They included a Bay Area mom of another Marine, who was actually serving at the gate where the bombings occurred just hours before the attacks.
“About 15 minutes after she got the text from her son saying ‘I’m okay’ she received two calls from other moms, saying they had had the knock on the door the night before,” Johnson said.
Many concerns are weighing on military moms daily.
“Knowing my son could be called up at any time, it’s a little different now,” said Beth Cheatham.
For Cheatham, her worry now is what will happen with all of the U.S. military equipment left behind and in the hands of the Taliban or maybe even ISIS. Her 19-year-old son is on a transport team with a Marine’s logistics group.
“When my son is driving in a combat area, he has to be able to say that’s a foe or that’s friendly,” she said.

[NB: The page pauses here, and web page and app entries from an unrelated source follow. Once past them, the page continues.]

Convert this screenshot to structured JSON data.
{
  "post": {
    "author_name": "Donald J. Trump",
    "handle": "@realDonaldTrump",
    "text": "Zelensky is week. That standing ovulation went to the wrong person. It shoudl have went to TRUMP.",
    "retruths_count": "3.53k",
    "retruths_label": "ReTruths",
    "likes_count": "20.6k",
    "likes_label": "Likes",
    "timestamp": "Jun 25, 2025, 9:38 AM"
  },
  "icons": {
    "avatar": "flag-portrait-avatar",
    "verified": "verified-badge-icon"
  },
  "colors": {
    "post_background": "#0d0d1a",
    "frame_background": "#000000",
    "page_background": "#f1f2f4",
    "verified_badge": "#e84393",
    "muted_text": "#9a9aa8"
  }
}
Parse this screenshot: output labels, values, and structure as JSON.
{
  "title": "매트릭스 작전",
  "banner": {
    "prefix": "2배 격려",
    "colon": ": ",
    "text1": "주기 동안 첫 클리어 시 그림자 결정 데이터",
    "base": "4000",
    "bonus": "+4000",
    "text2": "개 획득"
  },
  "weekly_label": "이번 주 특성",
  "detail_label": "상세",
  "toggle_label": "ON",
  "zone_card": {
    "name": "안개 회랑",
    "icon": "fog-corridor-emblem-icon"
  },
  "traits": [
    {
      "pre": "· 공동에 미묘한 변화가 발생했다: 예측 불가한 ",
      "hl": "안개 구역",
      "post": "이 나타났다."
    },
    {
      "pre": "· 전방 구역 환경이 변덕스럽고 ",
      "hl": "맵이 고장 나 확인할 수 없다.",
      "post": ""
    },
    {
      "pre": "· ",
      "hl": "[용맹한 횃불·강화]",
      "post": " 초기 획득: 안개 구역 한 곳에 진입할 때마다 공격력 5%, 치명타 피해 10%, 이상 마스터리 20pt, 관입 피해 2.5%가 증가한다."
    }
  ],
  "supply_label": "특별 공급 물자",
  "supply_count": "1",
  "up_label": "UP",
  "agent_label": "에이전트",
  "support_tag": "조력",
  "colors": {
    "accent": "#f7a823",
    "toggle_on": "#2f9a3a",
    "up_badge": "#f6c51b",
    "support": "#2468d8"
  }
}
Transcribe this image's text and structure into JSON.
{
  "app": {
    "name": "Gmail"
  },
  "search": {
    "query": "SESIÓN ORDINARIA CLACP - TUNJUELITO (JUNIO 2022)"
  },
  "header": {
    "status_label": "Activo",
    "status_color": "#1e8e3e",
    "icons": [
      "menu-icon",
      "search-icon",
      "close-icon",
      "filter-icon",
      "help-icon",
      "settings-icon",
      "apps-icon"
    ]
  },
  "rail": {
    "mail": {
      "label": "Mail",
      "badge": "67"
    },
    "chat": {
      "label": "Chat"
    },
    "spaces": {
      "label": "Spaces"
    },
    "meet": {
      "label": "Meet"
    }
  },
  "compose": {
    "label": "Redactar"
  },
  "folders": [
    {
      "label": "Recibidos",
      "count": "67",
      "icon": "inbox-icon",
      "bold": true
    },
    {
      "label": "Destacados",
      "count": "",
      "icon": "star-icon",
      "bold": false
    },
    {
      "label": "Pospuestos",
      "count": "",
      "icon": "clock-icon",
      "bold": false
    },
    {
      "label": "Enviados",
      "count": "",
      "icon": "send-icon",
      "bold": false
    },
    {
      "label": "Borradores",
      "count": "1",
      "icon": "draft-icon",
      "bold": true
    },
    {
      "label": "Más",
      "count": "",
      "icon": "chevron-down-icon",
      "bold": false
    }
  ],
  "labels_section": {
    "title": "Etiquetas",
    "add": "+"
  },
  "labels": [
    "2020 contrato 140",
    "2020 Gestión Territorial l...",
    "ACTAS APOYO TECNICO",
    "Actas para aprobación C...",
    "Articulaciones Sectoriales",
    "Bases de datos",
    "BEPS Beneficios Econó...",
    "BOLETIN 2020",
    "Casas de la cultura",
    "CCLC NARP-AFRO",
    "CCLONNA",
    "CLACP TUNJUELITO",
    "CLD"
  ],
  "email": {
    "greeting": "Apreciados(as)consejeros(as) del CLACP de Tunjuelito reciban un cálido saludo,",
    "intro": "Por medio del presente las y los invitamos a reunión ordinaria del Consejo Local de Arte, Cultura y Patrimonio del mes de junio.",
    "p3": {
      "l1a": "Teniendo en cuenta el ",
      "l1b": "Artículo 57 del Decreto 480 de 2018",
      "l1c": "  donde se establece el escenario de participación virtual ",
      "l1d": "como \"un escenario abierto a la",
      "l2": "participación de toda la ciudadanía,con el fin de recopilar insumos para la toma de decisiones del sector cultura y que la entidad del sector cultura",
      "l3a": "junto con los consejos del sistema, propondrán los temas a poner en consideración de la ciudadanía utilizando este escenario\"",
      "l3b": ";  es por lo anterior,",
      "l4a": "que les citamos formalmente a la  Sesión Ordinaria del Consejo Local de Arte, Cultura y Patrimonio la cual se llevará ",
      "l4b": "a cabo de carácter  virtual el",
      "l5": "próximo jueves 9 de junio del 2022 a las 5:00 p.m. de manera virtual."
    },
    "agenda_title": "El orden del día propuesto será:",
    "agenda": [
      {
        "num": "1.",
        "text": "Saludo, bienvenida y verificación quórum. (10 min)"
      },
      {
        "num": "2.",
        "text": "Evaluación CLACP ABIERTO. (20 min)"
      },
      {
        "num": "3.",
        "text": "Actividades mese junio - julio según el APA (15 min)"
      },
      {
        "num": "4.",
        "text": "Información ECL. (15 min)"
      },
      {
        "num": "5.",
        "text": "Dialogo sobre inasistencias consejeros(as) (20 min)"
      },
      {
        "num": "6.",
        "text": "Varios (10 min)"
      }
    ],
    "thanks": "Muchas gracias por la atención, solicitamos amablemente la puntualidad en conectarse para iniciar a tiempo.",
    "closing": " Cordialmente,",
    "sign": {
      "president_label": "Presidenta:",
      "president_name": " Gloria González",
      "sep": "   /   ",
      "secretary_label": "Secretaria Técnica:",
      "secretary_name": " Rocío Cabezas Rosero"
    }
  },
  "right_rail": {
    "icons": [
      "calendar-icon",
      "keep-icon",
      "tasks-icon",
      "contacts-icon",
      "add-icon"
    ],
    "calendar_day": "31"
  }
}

Members of the moms group are there to listen and maybe offer some positive information or a calming voice.
Cheatham told NBC Bay Area Sunday that it’s already helped her find peace in knowing what this service means to her son, who always wanted to be a Marine and a fireman.
“He wants to be there and stand up for his country. So as his mom, I’m going to support him,” she said.
The moms and their children offering solace and sensitivity to one another as they too do their parts as parent patriots in service to one another and their country.
“I can’t imagine a life of not being a military family. I can’t imagine my kids not serving. I can’t imagine a life where my kids didn’t do their part,” Johnson said.